  alias finder "open -a Finder"
:)
Tuesday February 26, 2002
10:12 PM

Loathe RedHat

After that mysterious problem that took down my computer some time ago, I was convinced to install anything but RedHat (RPM dependency hell being all too familiar to me on this particular machine). However, as I proceeded through several other operating systems, I found (quite to my dismay) that RedHat seems to be the only one that likes the combination of my video card, monitor, and mouse to be able to run X without a tremendous effort. Neither Debian (potato and woody), nor Free or OpenBSD would show me any love.

Being overloaded as it is with school work (genomics, thesis, and all the other odds and ends), I couldn't find time to determine quite why none of the other OSes would give me a simple working X install, but alas, none would.

The one exception to this, though not involving X specifically, was the wonderful BeOS (yow - dano rocks on this box). This is such a beautiful (both technically and in interface) OS, that it pains me to think that such a work could go so amazingly under appreciated ... Unfortunately the /dev/random driver needed to use ssh sporatically causes the input_server to hang. Oh well.

So it's back to my nemesis RedHat for the time being, because at this point, getting things done is probably more important than matters of taste.

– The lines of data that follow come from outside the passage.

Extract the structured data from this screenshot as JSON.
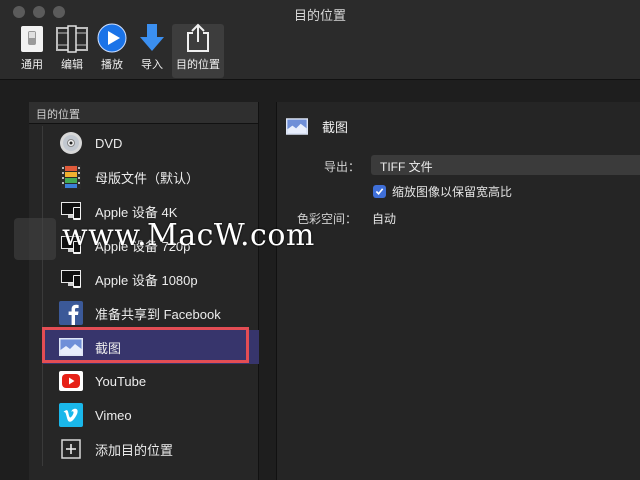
{
  "window": {
    "title": "目的位置"
  },
  "toolbar": {
    "items": [
      {
        "label": "通用",
        "icon": "switch-icon"
      },
      {
        "label": "编辑",
        "icon": "film-edit-icon"
      },
      {
        "label": "播放",
        "icon": "play-icon"
      },
      {
        "label": "导入",
        "icon": "download-arrow-icon"
      },
      {
        "label": "目的位置",
        "icon": "share-icon"
      }
    ]
  },
  "sidebar": {
    "header": "目的位置",
    "items": [
      {
        "label": "DVD",
        "icon": "dvd-icon"
      },
      {
        "label": "母版文件（默认）",
        "icon": "film-strip-icon"
      },
      {
        "label": "Apple 设备 4K",
        "icon": "apple-devices-icon"
      },
      {
        "label": "Apple 设备 720p",
        "icon": "apple-devices-icon"
      },
      {
        "label": "Apple 设备 1080p",
        "icon": "apple-devices-icon"
      },
      {
        "label": "准备共享到 Facebook",
        "icon": "facebook-icon"
      },
      {
        "label": "截图",
        "icon": "screenshot-icon"
      },
      {
        "label": "YouTube",
        "icon": "youtube-icon"
      },
      {
        "label": "Vimeo",
        "icon": "vimeo-icon"
      },
      {
        "label": "添加目的位置",
        "icon": "add-icon"
      }
    ],
    "selected_index": 6
  },
  "detail": {
    "title": "截图",
    "export_label": "导出：",
    "export_value": "TIFF 文件",
    "checkbox_label": "缩放图像以保留宽高比",
    "checkbox_checked": true,
    "color_space_label": "色彩空间：",
    "color_space_value": "自动"
  },
  "watermark": {
    "text": "www.MacW.com"
  },
  "colors": {
    "selection": "#37356c",
    "highlight_outline": "#e34d54",
    "checkbox": "#3f6fd8",
    "accent_blue": "#1a73e8"
  }
}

It's very nice to be back on a functioning development box; And to be able to use MySQL, PostgreSQL and Sybase (not to mention that super-neat SQLite) all on one box (after developing under OSX for quite some time) is such a joy! So it is that work continues on the rewritten version 2 of BingoX (after much pressuring from Wonko).

Right... now it's back to the Philosophy.

(on the playlist lately are Handbags and Gladrags by Stereophonics, and the Amélie soundtrack, of which I can't seem to get enough)
Saturday February 09, 2002
02:42 PM

genomics

Back at school, I'm sneaking Perl into the mix at the Genomics project here. Everything I do this semester on my "Genomics of the Regulatory Regions of Bacterial Flagellar and Motor Genes" project will be in Perl.

Perl is already set (any day now) to go live managing some back end jobs for the existing Motif Lexicon for the Project - linking user searches with data mined from the NCBI PubMed abstract database. Unfortunately the rest of the lexicon project is a big heaping mess of Visual C++ code implementing CGIs under IIS. CGIs ... In C++! Thousands of lines of code waiting to be replaced by 'use CGI;'. Or better yet, to be replaced by a mod_perl handler - Mmmmm... tasty...